BEGIN Extracted material
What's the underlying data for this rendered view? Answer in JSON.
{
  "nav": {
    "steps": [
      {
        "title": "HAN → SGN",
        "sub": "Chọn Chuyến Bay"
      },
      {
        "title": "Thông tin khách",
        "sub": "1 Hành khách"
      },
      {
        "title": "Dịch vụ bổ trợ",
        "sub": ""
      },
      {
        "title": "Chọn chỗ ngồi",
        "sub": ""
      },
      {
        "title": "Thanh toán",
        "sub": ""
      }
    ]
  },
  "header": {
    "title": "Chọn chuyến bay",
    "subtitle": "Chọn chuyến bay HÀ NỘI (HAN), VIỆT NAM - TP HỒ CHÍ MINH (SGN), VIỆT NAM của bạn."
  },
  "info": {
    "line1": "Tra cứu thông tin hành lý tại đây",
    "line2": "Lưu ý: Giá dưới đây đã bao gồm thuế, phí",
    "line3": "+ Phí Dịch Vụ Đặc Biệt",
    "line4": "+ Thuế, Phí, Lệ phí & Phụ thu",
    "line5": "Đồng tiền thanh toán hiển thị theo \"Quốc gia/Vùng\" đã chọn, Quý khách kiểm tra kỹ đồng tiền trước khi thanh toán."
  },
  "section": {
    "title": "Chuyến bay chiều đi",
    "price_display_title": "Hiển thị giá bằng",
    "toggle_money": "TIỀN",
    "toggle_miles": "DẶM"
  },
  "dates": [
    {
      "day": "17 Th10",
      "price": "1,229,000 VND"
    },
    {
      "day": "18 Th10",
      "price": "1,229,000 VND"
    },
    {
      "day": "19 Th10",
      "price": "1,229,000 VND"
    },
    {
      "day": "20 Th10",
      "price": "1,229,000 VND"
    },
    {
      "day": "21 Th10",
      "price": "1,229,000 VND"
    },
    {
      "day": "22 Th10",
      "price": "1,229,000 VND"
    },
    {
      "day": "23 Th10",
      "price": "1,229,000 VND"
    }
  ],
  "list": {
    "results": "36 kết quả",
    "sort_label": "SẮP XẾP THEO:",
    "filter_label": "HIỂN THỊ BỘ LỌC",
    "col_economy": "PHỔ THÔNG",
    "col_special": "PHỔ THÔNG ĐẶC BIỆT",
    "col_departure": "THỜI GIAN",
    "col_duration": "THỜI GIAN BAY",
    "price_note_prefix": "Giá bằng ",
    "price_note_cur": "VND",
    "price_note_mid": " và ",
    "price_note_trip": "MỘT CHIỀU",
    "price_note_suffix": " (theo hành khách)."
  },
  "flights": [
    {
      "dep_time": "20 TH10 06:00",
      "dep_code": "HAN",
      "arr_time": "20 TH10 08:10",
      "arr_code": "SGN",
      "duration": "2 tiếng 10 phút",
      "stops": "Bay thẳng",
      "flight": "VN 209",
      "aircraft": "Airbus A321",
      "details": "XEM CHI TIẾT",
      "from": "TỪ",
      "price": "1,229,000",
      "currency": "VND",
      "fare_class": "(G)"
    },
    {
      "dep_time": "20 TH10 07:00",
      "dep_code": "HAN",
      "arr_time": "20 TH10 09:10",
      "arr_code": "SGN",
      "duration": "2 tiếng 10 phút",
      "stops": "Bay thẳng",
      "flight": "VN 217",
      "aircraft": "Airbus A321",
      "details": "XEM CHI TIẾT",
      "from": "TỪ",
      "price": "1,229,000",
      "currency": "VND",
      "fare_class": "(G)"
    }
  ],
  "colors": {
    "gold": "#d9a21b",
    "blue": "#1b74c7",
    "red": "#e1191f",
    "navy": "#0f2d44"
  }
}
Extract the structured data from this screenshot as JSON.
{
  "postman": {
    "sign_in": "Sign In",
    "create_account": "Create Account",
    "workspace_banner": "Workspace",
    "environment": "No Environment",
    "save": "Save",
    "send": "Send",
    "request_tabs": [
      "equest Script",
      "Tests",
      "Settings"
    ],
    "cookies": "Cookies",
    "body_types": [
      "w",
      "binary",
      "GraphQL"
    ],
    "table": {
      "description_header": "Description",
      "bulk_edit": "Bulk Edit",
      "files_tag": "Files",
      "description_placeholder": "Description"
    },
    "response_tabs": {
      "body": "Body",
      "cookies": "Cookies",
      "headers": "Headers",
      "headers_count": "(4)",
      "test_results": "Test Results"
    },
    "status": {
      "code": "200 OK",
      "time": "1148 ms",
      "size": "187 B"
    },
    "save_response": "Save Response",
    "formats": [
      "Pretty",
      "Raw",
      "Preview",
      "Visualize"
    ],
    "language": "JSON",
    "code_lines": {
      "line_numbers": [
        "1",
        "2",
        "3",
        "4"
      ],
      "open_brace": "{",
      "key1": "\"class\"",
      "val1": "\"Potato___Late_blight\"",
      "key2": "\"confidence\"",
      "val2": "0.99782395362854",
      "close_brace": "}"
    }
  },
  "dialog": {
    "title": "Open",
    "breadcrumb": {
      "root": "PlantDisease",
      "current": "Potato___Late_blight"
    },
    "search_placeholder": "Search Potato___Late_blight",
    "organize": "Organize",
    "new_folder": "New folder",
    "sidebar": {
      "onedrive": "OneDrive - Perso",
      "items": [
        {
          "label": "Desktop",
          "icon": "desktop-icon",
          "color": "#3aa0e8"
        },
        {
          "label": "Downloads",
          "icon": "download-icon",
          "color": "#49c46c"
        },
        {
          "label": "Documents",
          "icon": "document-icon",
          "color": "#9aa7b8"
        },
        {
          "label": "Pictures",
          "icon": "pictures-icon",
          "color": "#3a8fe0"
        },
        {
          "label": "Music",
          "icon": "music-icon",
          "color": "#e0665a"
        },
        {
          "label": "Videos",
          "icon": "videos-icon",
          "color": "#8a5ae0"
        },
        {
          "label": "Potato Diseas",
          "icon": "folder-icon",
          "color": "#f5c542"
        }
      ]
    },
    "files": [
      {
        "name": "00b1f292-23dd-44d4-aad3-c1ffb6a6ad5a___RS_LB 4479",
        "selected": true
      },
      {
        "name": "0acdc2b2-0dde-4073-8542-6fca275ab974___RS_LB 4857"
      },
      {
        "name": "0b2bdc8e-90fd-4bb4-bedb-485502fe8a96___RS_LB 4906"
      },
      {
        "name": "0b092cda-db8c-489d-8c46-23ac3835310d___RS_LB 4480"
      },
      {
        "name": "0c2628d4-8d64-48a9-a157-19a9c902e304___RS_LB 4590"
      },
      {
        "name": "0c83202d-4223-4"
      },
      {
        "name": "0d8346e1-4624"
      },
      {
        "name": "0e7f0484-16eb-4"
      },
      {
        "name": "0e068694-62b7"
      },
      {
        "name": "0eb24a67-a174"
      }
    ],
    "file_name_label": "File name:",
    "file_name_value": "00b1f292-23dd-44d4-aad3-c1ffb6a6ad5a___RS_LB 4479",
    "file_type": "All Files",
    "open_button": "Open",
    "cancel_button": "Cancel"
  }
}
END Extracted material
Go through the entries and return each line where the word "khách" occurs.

        "title": "Thông tin khách",
        "sub": "1 Hành khách"
    "line5": "Đồng tiền thanh toán hiển thị theo \"Quốc gia/Vùng\" đã chọn, Quý khách kiểm tra kỹ đồng tiền trước khi thanh toán."
    "price_note_suffix": " (theo hành khách)."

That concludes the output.